Morgan Wallen did more than apologize for using the “n-word” during a private conversation.
The country superstar submitted to a humbling interview with an ABC journalist, former NFL great Michael Strahan. He entered rehab to deal with existing substance abuse issues. He forked over roughly half a million dollars to black-related causes.
He even canceled an existing tour in order to show his humility and get his life back in order.
It’s not enough, apparently.
The CMA Awards just announced Wallen cannot attend its upcoming gala, even if he’s up for one of the night’s biggest awards, Album of the Year. That comes after the Academy of Country Music revoked his eligibility for its 2021 awards.
Punishment is the new normal for Wallen.

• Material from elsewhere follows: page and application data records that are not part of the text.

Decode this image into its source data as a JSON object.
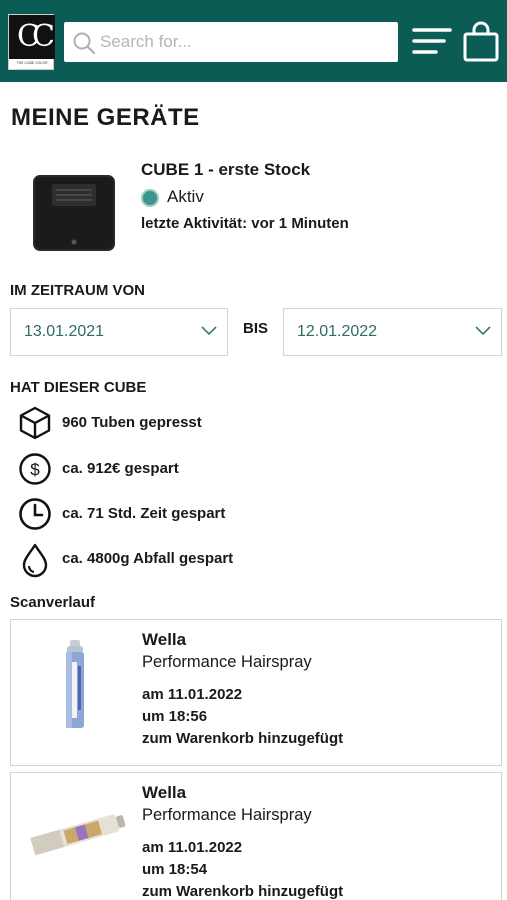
{
  "header": {
    "brand": "CC",
    "brand_subline": "THE CUBE COLOR",
    "search_placeholder": "Search for..."
  },
  "page_title": "MEINE GERÄTE",
  "device": {
    "name": "CUBE 1 - erste Stock",
    "status": "Aktiv",
    "last_activity": "letzte Aktivität: vor 1 Minuten"
  },
  "period": {
    "label": "IM ZEITRAUM VON",
    "from": "13.01.2021",
    "to_label": "BIS",
    "to": "12.01.2022"
  },
  "stats": {
    "label": "HAT DIESER CUBE",
    "items": [
      {
        "icon": "cube-icon",
        "text": "960  Tuben gepresst"
      },
      {
        "icon": "dollar-icon",
        "text": "ca. 912€ gespart"
      },
      {
        "icon": "clock-icon",
        "text": "ca. 71 Std. Zeit gespart"
      },
      {
        "icon": "drop-icon",
        "text": "ca. 4800g Abfall gespart"
      }
    ]
  },
  "history": {
    "label": "Scanverlauf",
    "entries": [
      {
        "brand": "Wella",
        "product": "Performance Hairspray",
        "date": "am 11.01.2022",
        "time": "um 18:56",
        "action": "zum Warenkorb hinzugefügt"
      },
      {
        "brand": "Wella",
        "product": "Performance Hairspray",
        "date": "am 11.01.2022",
        "time": "um 18:54",
        "action": "zum Warenkorb hinzugefügt"
      }
    ]
  },
  "colors": {
    "header_bg": "#0b5c55",
    "accent": "#2c6e67",
    "status_active": "#3a958d"
  }
}
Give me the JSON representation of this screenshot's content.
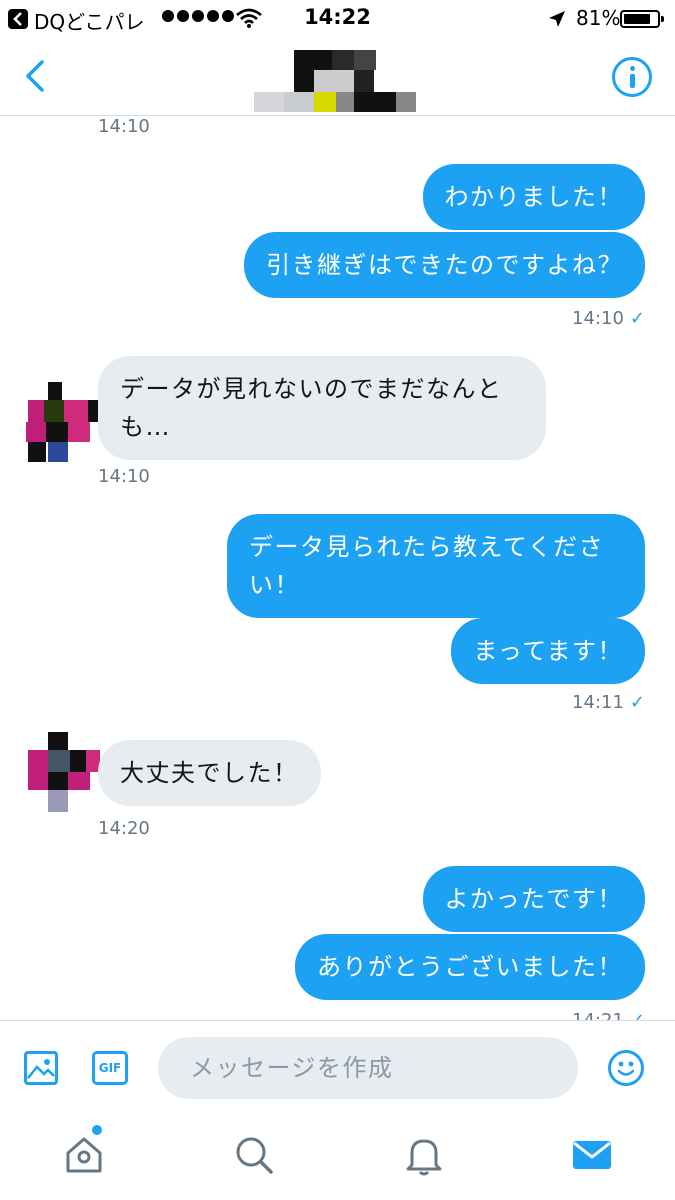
{
  "status_bar": {
    "back_app": "DQどこパレ",
    "time": "14:22",
    "battery_percent": "81%",
    "battery_level": 0.81
  },
  "header": {
    "back_icon": "chevron-left-icon",
    "info_icon": "info-icon"
  },
  "messages": [
    {
      "kind": "timestamp",
      "text": "14:10"
    },
    {
      "kind": "out",
      "text": "わかりました！"
    },
    {
      "kind": "out",
      "text": "引き継ぎはできたのですよね？"
    },
    {
      "kind": "timestamp",
      "text": "14:10",
      "check": "✓"
    },
    {
      "kind": "in",
      "text": "データが見れないのでまだなんとも…"
    },
    {
      "kind": "timestamp",
      "text": "14:10"
    },
    {
      "kind": "out",
      "text": "データ見られたら教えてください！"
    },
    {
      "kind": "out",
      "text": "まってます！"
    },
    {
      "kind": "timestamp",
      "text": "14:11",
      "check": "✓"
    },
    {
      "kind": "in",
      "text": "大丈夫でした！"
    },
    {
      "kind": "timestamp",
      "text": "14:20"
    },
    {
      "kind": "out",
      "text": "よかったです！"
    },
    {
      "kind": "out",
      "text": "ありがとうございました！"
    },
    {
      "kind": "timestamp",
      "text": "14:21",
      "check": "✓"
    }
  ],
  "composer": {
    "placeholder": "メッセージを作成",
    "gif_label": "GIF"
  },
  "tabbar": {
    "items": [
      "home-icon",
      "search-icon",
      "notifications-icon",
      "messages-icon"
    ],
    "active": "messages-icon"
  },
  "colors": {
    "accent": "#1da1f2",
    "incoming_bubble": "#e6ecf0",
    "timestamp": "#657786"
  }
}
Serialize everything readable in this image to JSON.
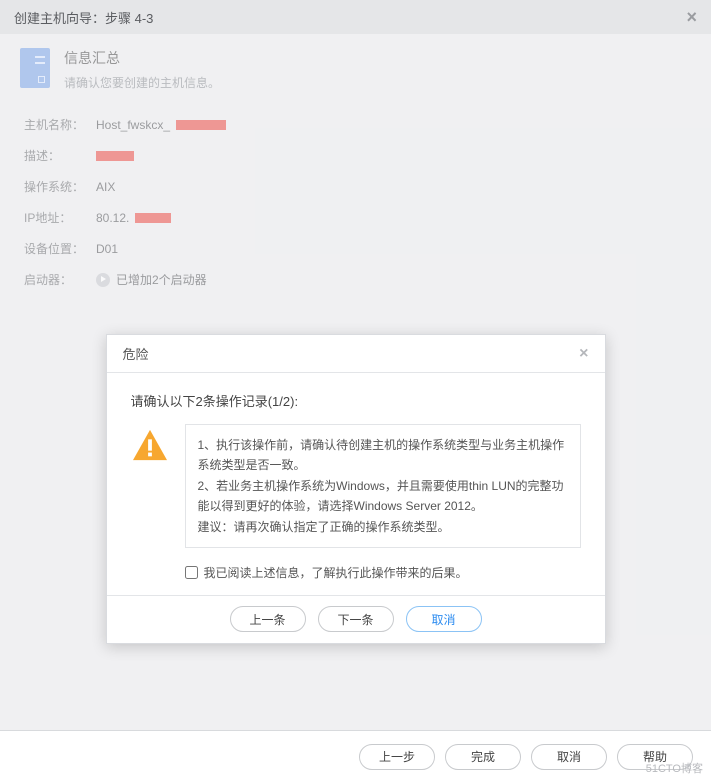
{
  "wizard": {
    "title": "创建主机向导：步骤 4-3",
    "section_title": "信息汇总",
    "section_sub": "请确认您要创建的主机信息。"
  },
  "summary": {
    "host_label": "主机名称：",
    "host_value": "Host_fwskcx_",
    "desc_label": "描述：",
    "os_label": "操作系统：",
    "os_value": "AIX",
    "ip_label": "IP地址：",
    "ip_value": "80.12.",
    "loc_label": "设备位置：",
    "loc_value": "D01",
    "init_label": "启动器：",
    "init_value": "已增加2个启动器"
  },
  "modal": {
    "title": "危险",
    "subtitle": "请确认以下2条操作记录(1/2):",
    "line1": "1、执行该操作前，请确认待创建主机的操作系统类型与业务主机操作系统类型是否一致。",
    "line2": "2、若业务主机操作系统为Windows，并且需要使用thin LUN的完整功能以得到更好的体验，请选择Windows Server 2012。",
    "line3": "建议：请再次确认指定了正确的操作系统类型。",
    "ack": "我已阅读上述信息，了解执行此操作带来的后果。",
    "prev": "上一条",
    "next": "下一条",
    "cancel": "取消"
  },
  "footer": {
    "prev": "上一步",
    "finish": "完成",
    "cancel": "取消",
    "help": "帮助"
  },
  "watermark": "51CTO博客"
}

Immediately after video leaked of him using the “n-word” earlier this year (not against anyone black, it’s worth noting) he got banned by streaming playlists and country music stations. He also got suspended by his record label and his booking agency.
A recent LA Times story asked if The Grammys will pile on Wallen next.
Next in line to answer the “What to do about Morgan Wallen?” question are the 12,000 voting members of the Recording Academy, who will decide on the nominees for the 64th annual Grammy Awards, scheduled for Jan. 31 at Staples Center in downtown Los Angeles.
The article, which admits Wallen will likely sell more records than any artist in any genre this year, finds multiple musicians eager for the singer to have his work recognized, his apology accepted.
His own team offered a precise assessment of Wallen’s actions and the context around it. Here’s Greg Thompson, president of Big Loud Management, defending his client.
“I do not believe Morgan Wallen is a racist; he said a slur while drunk in a non-derogatory way, and those words are used frequently in pop culture,” he said. “Those phrases are unacceptable, and Morgan’s met with Black artists and executives, who I’ve found to be the most forgiving. I’m not saying they condone what he said, but they’re willing to accept his apology and move on.”
Yet the media would love the punishments to continue. It’s likely why Rolling Stone used its considerable resources and clout to suggest Wallen lied when he vowed to give $500,000 to various black causes as part of his Apology Tour.
Its investigation suggested Wallen didn’t keep his word. A subsequent review by USA Today cleared Wallen.
Music fans, who don’t vote for awards or decide which stars are heard on radio or streaming platforms, have had their say. Wallen’s music remains wildly popular, and there’s little sign the incident hurt his fan appeal. In fact, one could argue the way Country Music, Inc. treated Wallen made him more popular.
Fans know the word in question is both awful and routinely used in pop culture, specifically hip-hop music. They hear it in movies, too, particularly when Quentin Tarantino is involved. They can separate the word’s monstrous history from a single usage spoken privately, when drunk, and not remotely in malice.
Why can’t journalists and country music executives do the same?
Let’s not forget some apologies are swiftly accepted for more egregious thought crimes. Jimmy Fallon belatedly apologized for serial blackface appearances in 2020, yet he faced zero professional repercussions.
Country music is far from diverse, certainly in the way modern culture defines the term. That’s not Wallen’s fault. He’s just a singer trying to make his fans happy. He shouldn’t become the symbol of country music’s flaws, no matter how convenient it may be for the industry to do just that.
Cancel Culture isn’t about forgiveness or creating a more equitable future. It’s about power, control and making people bend to the woke community’s will.
Wallen is just another example of precisely that.
UPDATE: Rolling Stone weighs in on Wallen’s career, complaining that the singer isn’t canceled since his music continues to sell briskly.
“What Ban?” goes the headline.
The CMA confirmed to Rolling Stone that Wallen isn’t invited to appear at the November 10th awards, but his inclusion as a nominee in one of the most visible categories is a sure sign that some people in the industry are already moving on…
Rolling Stone asked in February if the industry’s ostracizing of Wallen — a star it helped build — would be permanent. The answer now seems clear.
The tone of Rolling Stone’s dismay is equally clear. They don’t want him to be forgiven … maybe ever.